Only the line containing "Read all visible content and emit it as JSON." and those after it, up to the end of the records below, are to be set down, exactly as written.

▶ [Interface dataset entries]
-- Opening Marker --
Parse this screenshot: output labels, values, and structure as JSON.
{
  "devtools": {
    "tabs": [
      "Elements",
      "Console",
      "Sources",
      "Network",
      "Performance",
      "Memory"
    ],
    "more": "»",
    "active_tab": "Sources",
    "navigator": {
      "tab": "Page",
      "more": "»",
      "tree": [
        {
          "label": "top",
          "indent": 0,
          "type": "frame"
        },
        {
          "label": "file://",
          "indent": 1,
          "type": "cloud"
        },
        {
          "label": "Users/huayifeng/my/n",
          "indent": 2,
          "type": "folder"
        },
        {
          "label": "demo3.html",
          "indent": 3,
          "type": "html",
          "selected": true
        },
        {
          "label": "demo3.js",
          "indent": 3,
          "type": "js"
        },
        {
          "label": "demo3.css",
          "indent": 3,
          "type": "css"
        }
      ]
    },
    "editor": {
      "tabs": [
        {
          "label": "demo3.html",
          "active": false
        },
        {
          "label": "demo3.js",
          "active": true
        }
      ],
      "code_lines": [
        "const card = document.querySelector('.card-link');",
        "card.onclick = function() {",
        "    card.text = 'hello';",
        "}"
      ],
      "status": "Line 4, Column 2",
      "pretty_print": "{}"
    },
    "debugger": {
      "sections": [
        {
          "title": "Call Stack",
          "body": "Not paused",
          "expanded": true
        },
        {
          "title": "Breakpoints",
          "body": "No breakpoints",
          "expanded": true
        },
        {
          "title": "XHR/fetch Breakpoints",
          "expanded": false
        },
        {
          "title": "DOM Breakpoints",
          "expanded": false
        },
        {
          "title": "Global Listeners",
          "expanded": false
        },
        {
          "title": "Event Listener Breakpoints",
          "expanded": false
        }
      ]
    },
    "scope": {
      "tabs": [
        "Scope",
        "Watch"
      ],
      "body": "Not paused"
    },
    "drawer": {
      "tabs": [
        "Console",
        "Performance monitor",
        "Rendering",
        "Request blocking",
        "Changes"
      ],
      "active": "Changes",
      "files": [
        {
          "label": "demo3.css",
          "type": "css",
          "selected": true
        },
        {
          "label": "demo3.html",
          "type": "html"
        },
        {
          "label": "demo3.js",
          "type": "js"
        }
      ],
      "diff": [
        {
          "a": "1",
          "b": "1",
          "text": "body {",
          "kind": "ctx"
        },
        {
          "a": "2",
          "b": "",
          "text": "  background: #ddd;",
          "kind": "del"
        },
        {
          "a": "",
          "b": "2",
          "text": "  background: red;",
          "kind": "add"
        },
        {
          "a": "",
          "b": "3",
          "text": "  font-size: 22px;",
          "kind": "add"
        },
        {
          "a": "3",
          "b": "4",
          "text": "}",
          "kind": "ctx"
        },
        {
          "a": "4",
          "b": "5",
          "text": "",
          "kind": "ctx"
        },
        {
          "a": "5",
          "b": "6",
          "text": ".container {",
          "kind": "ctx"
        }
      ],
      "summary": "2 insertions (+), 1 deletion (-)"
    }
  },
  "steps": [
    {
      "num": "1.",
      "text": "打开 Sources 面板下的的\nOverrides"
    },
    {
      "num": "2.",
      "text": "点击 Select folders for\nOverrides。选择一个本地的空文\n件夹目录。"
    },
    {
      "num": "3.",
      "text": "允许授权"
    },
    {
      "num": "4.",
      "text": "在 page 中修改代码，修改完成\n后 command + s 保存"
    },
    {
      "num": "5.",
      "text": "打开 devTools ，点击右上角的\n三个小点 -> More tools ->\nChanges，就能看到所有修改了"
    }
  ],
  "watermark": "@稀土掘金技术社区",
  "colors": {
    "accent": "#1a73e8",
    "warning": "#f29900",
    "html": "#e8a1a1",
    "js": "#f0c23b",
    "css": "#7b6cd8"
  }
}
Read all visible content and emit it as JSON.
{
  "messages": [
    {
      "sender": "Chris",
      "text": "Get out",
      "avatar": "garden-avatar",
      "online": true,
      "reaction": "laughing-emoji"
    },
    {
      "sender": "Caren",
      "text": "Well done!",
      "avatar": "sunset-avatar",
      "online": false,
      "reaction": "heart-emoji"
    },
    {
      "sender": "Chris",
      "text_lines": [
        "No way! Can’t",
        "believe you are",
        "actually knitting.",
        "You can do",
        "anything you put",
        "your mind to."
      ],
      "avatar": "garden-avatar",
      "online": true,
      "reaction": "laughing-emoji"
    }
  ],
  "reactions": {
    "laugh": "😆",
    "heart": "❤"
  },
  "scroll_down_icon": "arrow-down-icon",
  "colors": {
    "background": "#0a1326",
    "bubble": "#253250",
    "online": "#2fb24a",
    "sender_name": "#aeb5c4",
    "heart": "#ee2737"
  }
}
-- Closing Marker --
▶ [Solved exercise]
Read all visible content and emit it as JSON.
{
  "messages": [
    {
      "sender": "Chris",
      "text": "Get out",
      "avatar": "garden-avatar",
      "online": true,
      "reaction": "laughing-emoji"
    },
    {
      "sender": "Caren",
      "text": "Well done!",
      "avatar": "sunset-avatar",
      "online": false,
      "reaction": "heart-emoji"
    },
    {
      "sender": "Chris",
      "text_lines": [
        "No way! Can’t",
        "believe you are",
        "actually knitting.",
        "You can do",
        "anything you put",
        "your mind to."
      ],
      "avatar": "garden-avatar",
      "online": true,
      "reaction": "laughing-emoji"
    }
  ],
  "reactions": {
    "laugh": "😆",
    "heart": "❤"
  },
  "scroll_down_icon": "arrow-down-icon",
  "colors": {
    "background": "#0a1326",
    "bubble": "#253250",
    "online": "#2fb24a",
    "sender_name": "#aeb5c4",
    "heart": "#ee2737"
  }
}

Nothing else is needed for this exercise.